The Ultimate Guide to Vocal Warm-Ups

Intro to Vocal Warm-Ups and FAQs

Want to become a better singer or speaker? Taking the time to warm up your voice is an essential step to practicing and performing that will keep you singing beautifully for years to come. In this guide, we’ll explore some of our teachers’ key tips, and the best vocal warm-ups for singers, actors, and public speakers to try out!

First, let’s run through some FAQs, answered by Boston voice teacher Stuart G...

– Why is warming up important?
Vocal warm-ups are one of the key essentials to protecting yourself from injuries, such as vocal nodules (nodes) or polyps. Just like an athlete wouldn’t begin a game without stretching first, you shouldn’t sing without properly preparing your body for the stress that singing can put on your voice.

– I sing really quietly… so I don’t need to warm up, right?
Not quite. While singing too loud and too often can hurt your voice if you’re not doing it right, singing relatively quietly does not protect you from hurting yourself.

A good metaphor is to think of your singing voice as a stage.

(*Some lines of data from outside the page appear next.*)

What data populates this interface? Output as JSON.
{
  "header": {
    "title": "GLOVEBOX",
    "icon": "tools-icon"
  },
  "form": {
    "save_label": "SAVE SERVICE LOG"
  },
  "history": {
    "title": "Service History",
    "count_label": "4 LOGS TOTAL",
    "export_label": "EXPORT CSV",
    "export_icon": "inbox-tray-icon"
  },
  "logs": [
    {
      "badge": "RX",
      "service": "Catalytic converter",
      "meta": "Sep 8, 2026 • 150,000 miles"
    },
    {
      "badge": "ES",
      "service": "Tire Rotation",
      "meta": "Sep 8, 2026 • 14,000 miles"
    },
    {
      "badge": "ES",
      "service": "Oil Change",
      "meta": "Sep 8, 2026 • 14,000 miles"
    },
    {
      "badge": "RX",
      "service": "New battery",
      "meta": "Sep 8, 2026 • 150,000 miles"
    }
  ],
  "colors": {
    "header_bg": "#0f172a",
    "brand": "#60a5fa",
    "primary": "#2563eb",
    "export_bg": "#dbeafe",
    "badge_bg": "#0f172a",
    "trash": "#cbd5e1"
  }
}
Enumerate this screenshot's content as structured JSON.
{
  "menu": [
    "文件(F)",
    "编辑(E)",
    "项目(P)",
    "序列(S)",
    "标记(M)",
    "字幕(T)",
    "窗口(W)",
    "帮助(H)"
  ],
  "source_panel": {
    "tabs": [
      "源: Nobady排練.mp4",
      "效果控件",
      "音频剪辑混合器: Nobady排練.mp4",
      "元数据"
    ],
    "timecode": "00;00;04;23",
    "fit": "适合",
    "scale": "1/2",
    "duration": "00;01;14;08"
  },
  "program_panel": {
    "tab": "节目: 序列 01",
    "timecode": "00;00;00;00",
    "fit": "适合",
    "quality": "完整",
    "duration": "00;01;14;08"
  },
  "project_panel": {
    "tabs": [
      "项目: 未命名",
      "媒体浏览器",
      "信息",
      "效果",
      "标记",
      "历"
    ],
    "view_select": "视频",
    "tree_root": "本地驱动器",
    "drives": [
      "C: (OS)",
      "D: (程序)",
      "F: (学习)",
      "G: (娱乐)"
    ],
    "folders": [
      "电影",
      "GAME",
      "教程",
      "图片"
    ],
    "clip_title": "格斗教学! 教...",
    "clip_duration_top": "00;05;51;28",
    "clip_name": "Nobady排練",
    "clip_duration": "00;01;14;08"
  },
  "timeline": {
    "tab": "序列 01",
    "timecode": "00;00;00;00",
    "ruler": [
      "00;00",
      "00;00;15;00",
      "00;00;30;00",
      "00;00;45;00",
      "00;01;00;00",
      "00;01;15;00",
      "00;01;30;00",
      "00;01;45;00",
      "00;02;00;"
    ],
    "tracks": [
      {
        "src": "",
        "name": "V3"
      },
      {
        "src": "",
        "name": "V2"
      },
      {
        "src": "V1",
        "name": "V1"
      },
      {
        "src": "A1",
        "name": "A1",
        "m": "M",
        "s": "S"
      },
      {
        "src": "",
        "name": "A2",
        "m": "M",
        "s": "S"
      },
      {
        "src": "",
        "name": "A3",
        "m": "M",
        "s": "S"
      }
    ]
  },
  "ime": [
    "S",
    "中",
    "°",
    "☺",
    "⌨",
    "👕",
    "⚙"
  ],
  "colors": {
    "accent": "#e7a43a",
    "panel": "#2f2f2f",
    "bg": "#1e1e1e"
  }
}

If you’re a quieter singer, such as an indie/folk singer-songwriter, your stage may be only a few feet off the ground, while a louder and more intense singer, such as the lead singer of a rock band, might have their stage be 10 or 12 feet off the ground. Neither one is any better or worse than the other, but the rock singer definitely needs a longer ramp to get on the stage.

I try to warm up to the level of intensity I plan to sing at, and then a little bit more for safety. But remember that if it hurts, you may be pushing yourself too far, and it might be time to consider building a shorter stage until you can work with a professional voice teacher to build that stage back up.

– So how do I get off the stage?
The reason this metaphor works is because of something called a vocal cool-down. While some voice teachers do not teach vocal cool-downs, many singers swear by them!

If we bring back the analogy of athletes warming up before a game, it’s important to remember that they also cool down after the game ends. This is essentially the ramp that brings you off the stage after the show. Vocal cool-downs should be less intense than warm-ups and act as a transition from primarily using your singing voice back into the everyday world of speaking.

– What if I’m not performing today?
An important part of keeping your voice healthy is singing on a regular basis. I recommend that all vocalists make an effort to rehearse for at least a half hour to an hour, four to six days per week, depending on your age and experience. Remember that warming up and cooling down are integral parts of singing, even if you’re just rehearsing today.

– What is the best vocal warm-up?
There’s not one all-around best warm-up for everyone. It depends on your voice, your style, and many other factors. The best way to know what warm-ups you should do is to work with a professional vocal instructor. However, if that’s not possible for you, you can still develop a warm-up routine on your own.

I recommend a 10-15 minute warm-up and about a 5-minute cool-down. Also, don’t start with something too strenuous. Want some example exercises? Check out the sidebar to the right and try the exercises I use with my own students.

Try This Warm-Up!

1) Stretch:
Singing is a skill that uses the entire body. Take a minute to stretch your arms, legs, back, neck, jaw, and shoulders before you begin your warm-up.

2) Breathing:
Breath control is another essential for singing. Try breathing on a count (in four beats, hold four beats, out four beats) or use the common “tss” slow release exercise.

3) Lips/Jaw:
Lip trills sliding up and down a fourth or fifth are a great way to loosen the jaw and lips. Make sure you’re sliding between the two notes; you don’t want to be stepping or leaping. If you can’t do lip trills, you can substitute a hum, but make sure to keep the soft palate raised.

4) Scales:
Sing up and down major or minor five-scales, octave-scales, or nine-scales. Unlike with the trills, make sure to hit each note individually while still singing legato. Start with a simple major five-scale and work your way up to longer scales. You can also add simple skips or arpeggiate chords. Try to use several or even all of the five basic singing vowels: Ah, Eh, EE, Oh, and Ooh.

5) Cool Down:
Cool downs should be simple. Lip trills, hums, and simple scales in your comfortable range are all good ideas.